## EXERCISE GOAL
Give back every line of the material exactly. Skip the pictures.

## DATA EXTRACT
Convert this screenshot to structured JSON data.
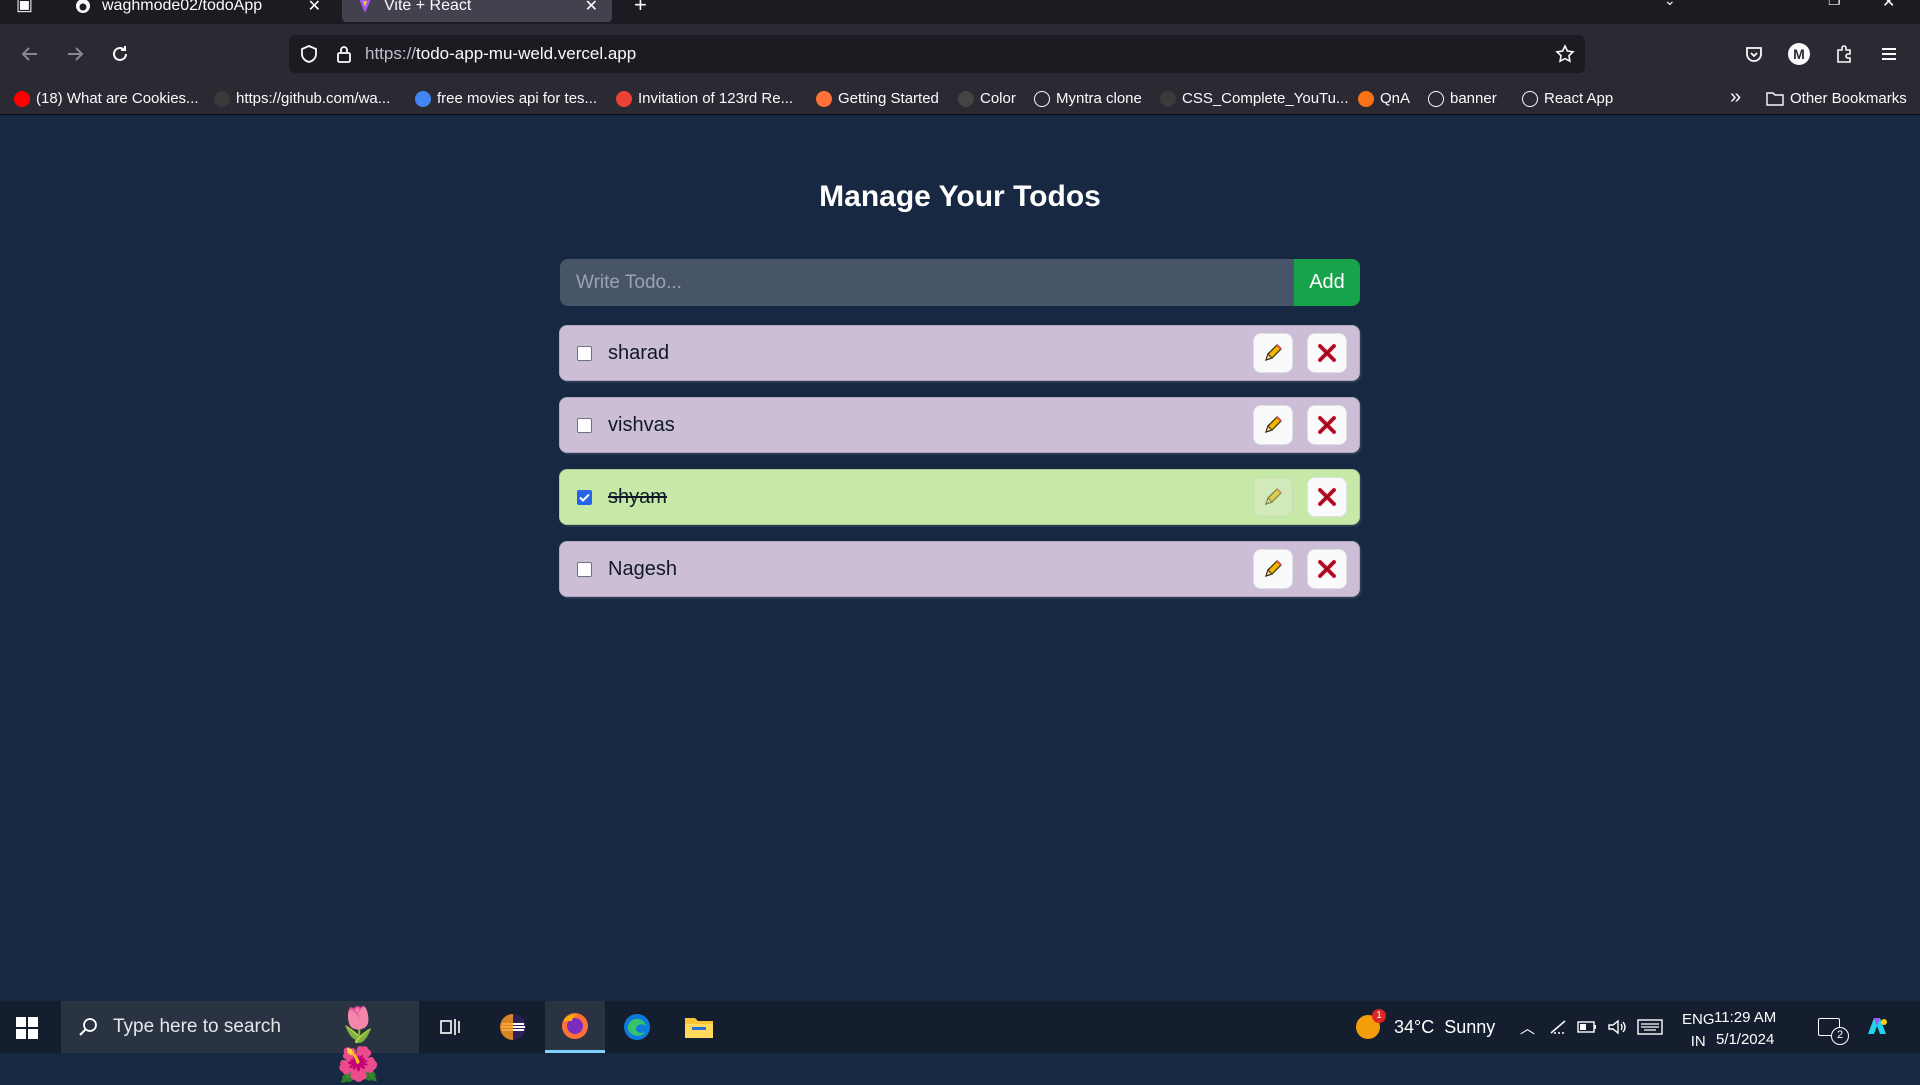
{
  "browser": {
    "tabs": [
      {
        "title": "waghmode02/todoApp",
        "active": false
      },
      {
        "title": "Vite + React",
        "active": true
      }
    ],
    "url": {
      "scheme": "https://",
      "host": "todo-app-mu-weld.vercel.app"
    },
    "profile_initial": "M",
    "bookmarks": [
      {
        "label": "(18) What are Cookies...",
        "icon": "youtube-icon",
        "color": "#ff0000"
      },
      {
        "label": "https://github.com/wa...",
        "icon": "github-icon",
        "color": "#3a3a3a"
      },
      {
        "label": "free movies api for tes...",
        "icon": "google-icon",
        "color": "#4285f4"
      },
      {
        "label": "Invitation of 123rd Re...",
        "icon": "gmail-icon",
        "color": "#ea4335"
      },
      {
        "label": "Getting Started",
        "icon": "firefox-icon",
        "color": "#ff7139"
      },
      {
        "label": "Color",
        "icon": "color-icon",
        "color": "#444444"
      },
      {
        "label": "Myntra clone",
        "icon": "globe-icon",
        "color": "transparent"
      },
      {
        "label": "CSS_Complete_YouTu...",
        "icon": "github-icon",
        "color": "#3a3a3a"
      },
      {
        "label": "QnA",
        "icon": "qna-icon",
        "color": "#f97316"
      },
      {
        "label": "banner",
        "icon": "globe-icon",
        "color": "transparent"
      },
      {
        "label": "React App",
        "icon": "react-icon",
        "color": "transparent"
      }
    ],
    "other_bookmarks": "Other Bookmarks"
  },
  "app": {
    "title": "Manage Your Todos",
    "input": {
      "placeholder": "Write Todo...",
      "value": ""
    },
    "add_label": "Add",
    "todos": [
      {
        "text": "sharad",
        "completed": false
      },
      {
        "text": "vishvas",
        "completed": false
      },
      {
        "text": "shyam",
        "completed": true
      },
      {
        "text": "Nagesh",
        "completed": false
      }
    ],
    "colors": {
      "item": "#ccbed7",
      "item_done": "#c6e9a7",
      "add": "#16a34a",
      "background": "#172842"
    }
  },
  "taskbar": {
    "search_placeholder": "Type here to search",
    "weather": {
      "temp": "34°C",
      "condition": "Sunny",
      "badge": "1"
    },
    "language": {
      "lang": "ENG",
      "region": "IN"
    },
    "time": "11:29 AM",
    "date": "5/1/2024",
    "notifications": "2"
  }
}
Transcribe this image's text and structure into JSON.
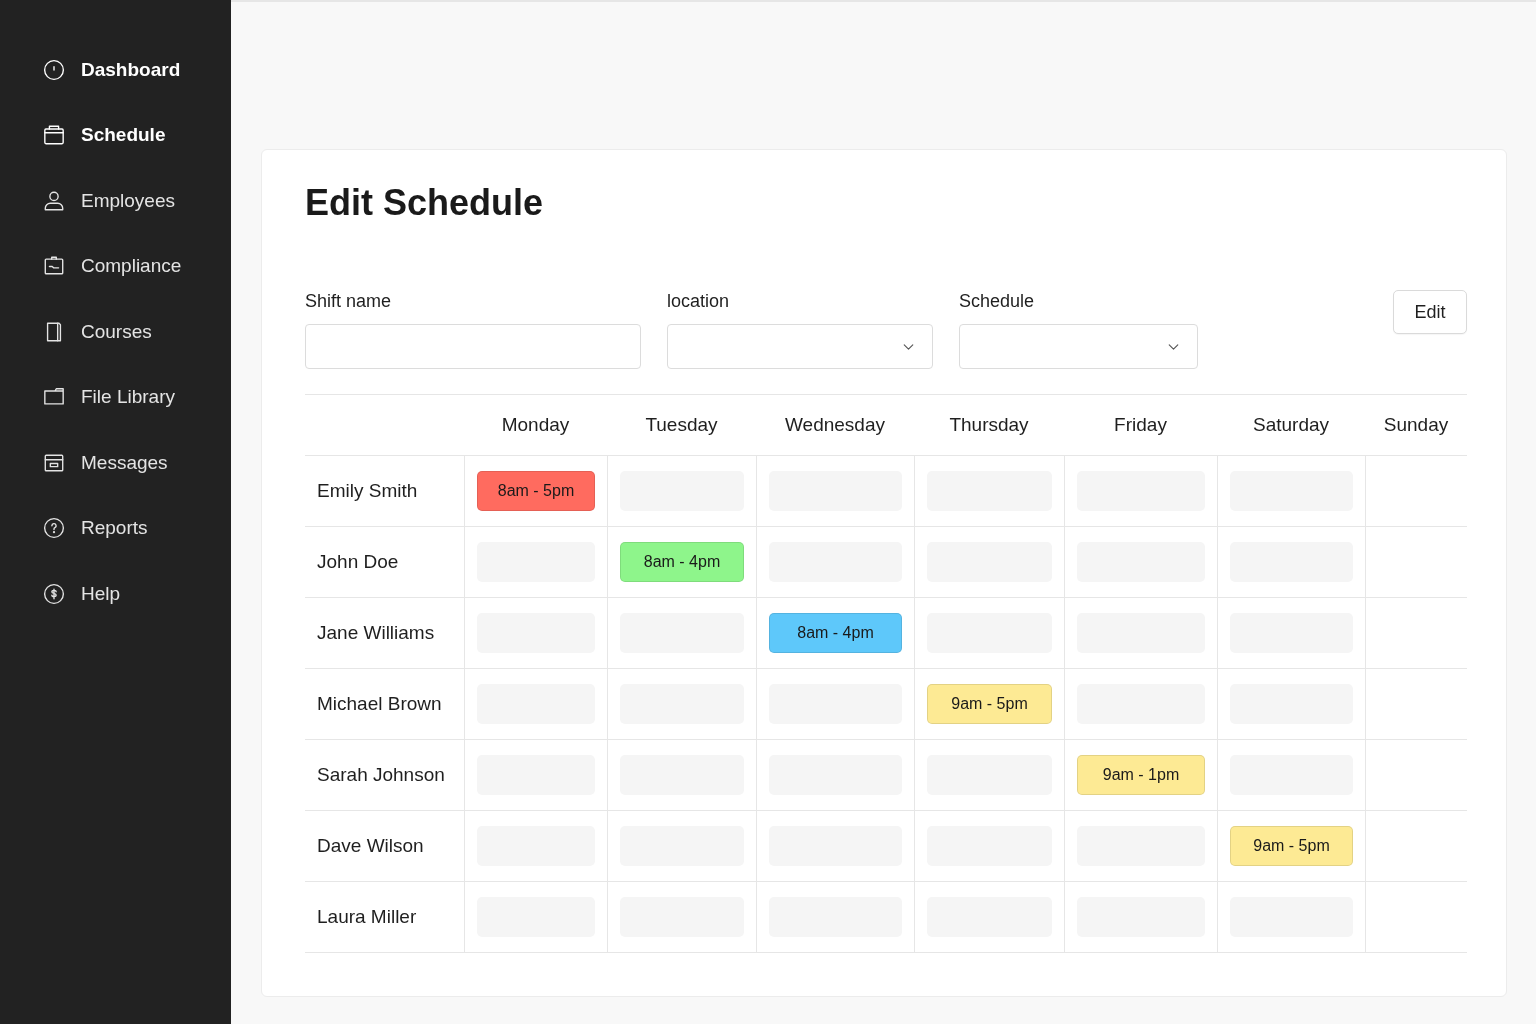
{
  "sidebar": {
    "items": [
      {
        "label": "Dashboard",
        "active": true
      },
      {
        "label": "Schedule",
        "active": true
      },
      {
        "label": "Employees",
        "active": false
      },
      {
        "label": "Compliance",
        "active": false
      },
      {
        "label": "Courses",
        "active": false
      },
      {
        "label": "File Library",
        "active": false
      },
      {
        "label": "Messages",
        "active": false
      },
      {
        "label": "Reports",
        "active": false
      },
      {
        "label": "Help",
        "active": false
      }
    ]
  },
  "card": {
    "title": "Edit Schedule",
    "form": {
      "fields": [
        {
          "label": "Shift name",
          "kind": "text"
        },
        {
          "label": "location",
          "kind": "select"
        },
        {
          "label": "Schedule",
          "kind": "select"
        }
      ],
      "button": "Edit"
    },
    "table": {
      "columns": [
        "Monday",
        "Tuesday",
        "Wednesday",
        "Thursday",
        "Friday",
        "Saturday",
        "Sunday"
      ],
      "rows": [
        {
          "name": "Emily Smith",
          "cells": [
            {
              "kind": "shift",
              "label": "8am - 5pm",
              "color": "#ff6b5f"
            },
            {
              "kind": "slot"
            },
            {
              "kind": "slot"
            },
            {
              "kind": "slot"
            },
            {
              "kind": "slot"
            },
            {
              "kind": "slot"
            }
          ]
        },
        {
          "name": "John Doe",
          "cells": [
            {
              "kind": "slot"
            },
            {
              "kind": "shift",
              "label": "8am - 4pm",
              "color": "#8ef58b"
            },
            {
              "kind": "slot"
            },
            {
              "kind": "slot"
            },
            {
              "kind": "slot"
            },
            {
              "kind": "slot"
            }
          ]
        },
        {
          "name": "Jane Williams",
          "cells": [
            {
              "kind": "slot"
            },
            {
              "kind": "slot"
            },
            {
              "kind": "shift",
              "label": "8am - 4pm",
              "color": "#5ec8fa"
            },
            {
              "kind": "slot"
            },
            {
              "kind": "slot"
            },
            {
              "kind": "slot"
            }
          ]
        },
        {
          "name": "Michael Brown",
          "cells": [
            {
              "kind": "slot"
            },
            {
              "kind": "slot"
            },
            {
              "kind": "slot"
            },
            {
              "kind": "shift",
              "label": "9am - 5pm",
              "color": "#fdea94"
            },
            {
              "kind": "slot"
            },
            {
              "kind": "slot"
            }
          ]
        },
        {
          "name": "Sarah Johnson",
          "cells": [
            {
              "kind": "slot"
            },
            {
              "kind": "slot"
            },
            {
              "kind": "slot"
            },
            {
              "kind": "slot"
            },
            {
              "kind": "shift",
              "label": "9am - 1pm",
              "color": "#fdea94"
            },
            {
              "kind": "slot"
            }
          ]
        },
        {
          "name": "Dave Wilson",
          "cells": [
            {
              "kind": "slot"
            },
            {
              "kind": "slot"
            },
            {
              "kind": "slot"
            },
            {
              "kind": "slot"
            },
            {
              "kind": "slot"
            },
            {
              "kind": "shift",
              "label": "9am - 5pm",
              "color": "#fdea94"
            }
          ]
        },
        {
          "name": "Laura Miller",
          "cells": [
            {
              "kind": "slot"
            },
            {
              "kind": "slot"
            },
            {
              "kind": "slot"
            },
            {
              "kind": "slot"
            },
            {
              "kind": "slot"
            },
            {
              "kind": "slot"
            }
          ]
        }
      ]
    }
  }
}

## TASK OUTPUT
Convert this screenshot to structured JSON data.
{
  "browser": {
    "tabs": [
      {
        "title": "waghmode02/todoApp",
        "active": false
      },
      {
        "title": "Vite + React",
        "active": true
      }
    ],
    "url": {
      "scheme": "https://",
      "host": "todo-app-mu-weld.vercel.app"
    },
    "profile_initial": "M",
    "bookmarks": [
      {
        "label": "(18) What are Cookies...",
        "icon": "youtube-icon",
        "color": "#ff0000"
      },
      {
        "label": "https://github.com/wa...",
        "icon": "github-icon",
        "color": "#3a3a3a"
      },
      {
        "label": "free movies api for tes...",
        "icon": "google-icon",
        "color": "#4285f4"
      },
      {
        "label": "Invitation of 123rd Re...",
        "icon": "gmail-icon",
        "color": "#ea4335"
      },
      {
        "label": "Getting Started",
        "icon": "firefox-icon",
        "color": "#ff7139"
      },
      {
        "label": "Color",
        "icon": "color-icon",
        "color": "#444444"
      },
      {
        "label": "Myntra clone",
        "icon": "globe-icon",
        "color": "transparent"
      },
      {
        "label": "CSS_Complete_YouTu...",
        "icon": "github-icon",
        "color": "#3a3a3a"
      },
      {
        "label": "QnA",
        "icon": "qna-icon",
        "color": "#f97316"
      },
      {
        "label": "banner",
        "icon": "globe-icon",
        "color": "transparent"
      },
      {
        "label": "React App",
        "icon": "react-icon",
        "color": "transparent"
      }
    ],
    "other_bookmarks": "Other Bookmarks"
  },
  "app": {
    "title": "Manage Your Todos",
    "input": {
      "placeholder": "Write Todo...",
      "value": ""
    },
    "add_label": "Add",
    "todos": [
      {
        "text": "sharad",
        "completed": false
      },
      {
        "text": "vishvas",
        "completed": false
      },
      {
        "text": "shyam",
        "completed": true
      },
      {
        "text": "Nagesh",
        "completed": false
      }
    ],
    "colors": {
      "item": "#ccbed7",
      "item_done": "#c6e9a7",
      "add": "#16a34a",
      "background": "#172842"
    }
  },
  "taskbar": {
    "search_placeholder": "Type here to search",
    "weather": {
      "temp": "34°C",
      "condition": "Sunny",
      "badge": "1"
    },
    "language": {
      "lang": "ENG",
      "region": "IN"
    },
    "time": "11:29 AM",
    "date": "5/1/2024",
    "notifications": "2"
  }
}
Transcribe this image's text and structure into JSON.
{
  "sidebar": {
    "items": [
      {
        "label": "Dashboard",
        "active": true
      },
      {
        "label": "Schedule",
        "active": true
      },
      {
        "label": "Employees",
        "active": false
      },
      {
        "label": "Compliance",
        "active": false
      },
      {
        "label": "Courses",
        "active": false
      },
      {
        "label": "File Library",
        "active": false
      },
      {
        "label": "Messages",
        "active": false
      },
      {
        "label": "Reports",
        "active": false
      },
      {
        "label": "Help",
        "active": false
      }
    ]
  },
  "card": {
    "title": "Edit Schedule",
    "form": {
      "fields": [
        {
          "label": "Shift name",
          "kind": "text"
        },
        {
          "label": "location",
          "kind": "select"
        },
        {
          "label": "Schedule",
          "kind": "select"
        }
      ],
      "button": "Edit"
    },
    "table": {
      "columns": [
        "Monday",
        "Tuesday",
        "Wednesday",
        "Thursday",
        "Friday",
        "Saturday",
        "Sunday"
      ],
      "rows": [
        {
          "name": "Emily Smith",
          "cells": [
            {
              "kind": "shift",
              "label": "8am - 5pm",
              "color": "#ff6b5f"
            },
            {
              "kind": "slot"
            },
            {
              "kind": "slot"
            },
            {
              "kind": "slot"
            },
            {
              "kind": "slot"
            },
            {
              "kind": "slot"
            }
          ]
        },
        {
          "name": "John Doe",
          "cells": [
            {
              "kind": "slot"
            },
            {
              "kind": "shift",
              "label": "8am - 4pm",
              "color": "#8ef58b"
            },
            {
              "kind": "slot"
            },
            {
              "kind": "slot"
            },
            {
              "kind": "slot"
            },
            {
              "kind": "slot"
            }
          ]
        },
        {
          "name": "Jane Williams",
          "cells": [
            {
              "kind": "slot"
            },
            {
              "kind": "slot"
            },
            {
              "kind": "shift",
              "label": "8am - 4pm",
              "color": "#5ec8fa"
            },
            {
              "kind": "slot"
            },
            {
              "kind": "slot"
            },
            {
              "kind": "slot"
            }
          ]
        },
        {
          "name": "Michael Brown",
          "cells": [
            {
              "kind": "slot"
            },
            {
              "kind": "slot"
            },
            {
              "kind": "slot"
            },
            {
              "kind": "shift",
              "label": "9am - 5pm",
              "color": "#fdea94"
            },
            {
              "kind": "slot"
            },
            {
              "kind": "slot"
            }
          ]
        },
        {
          "name": "Sarah Johnson",
          "cells": [
            {
              "kind": "slot"
            },
            {
              "kind": "slot"
            },
            {
              "kind": "slot"
            },
            {
              "kind": "slot"
            },
            {
              "kind": "shift",
              "label": "9am - 1pm",
              "color": "#fdea94"
            },
            {
              "kind": "slot"
            }
          ]
        },
        {
          "name": "Dave Wilson",
          "cells": [
            {
              "kind": "slot"
            },
            {
              "kind": "slot"
            },
            {
              "kind": "slot"
            },
            {
              "kind": "slot"
            },
            {
              "kind": "slot"
            },
            {
              "kind": "shift",
              "label": "9am - 5pm",
              "color": "#fdea94"
            }
          ]
        },
        {
          "name": "Laura Miller",
          "cells": [
            {
              "kind": "slot"
            },
            {
              "kind": "slot"
            },
            {
              "kind": "slot"
            },
            {
              "kind": "slot"
            },
            {
              "kind": "slot"
            },
            {
              "kind": "slot"
            }
          ]
        }
      ]
    }
  }
}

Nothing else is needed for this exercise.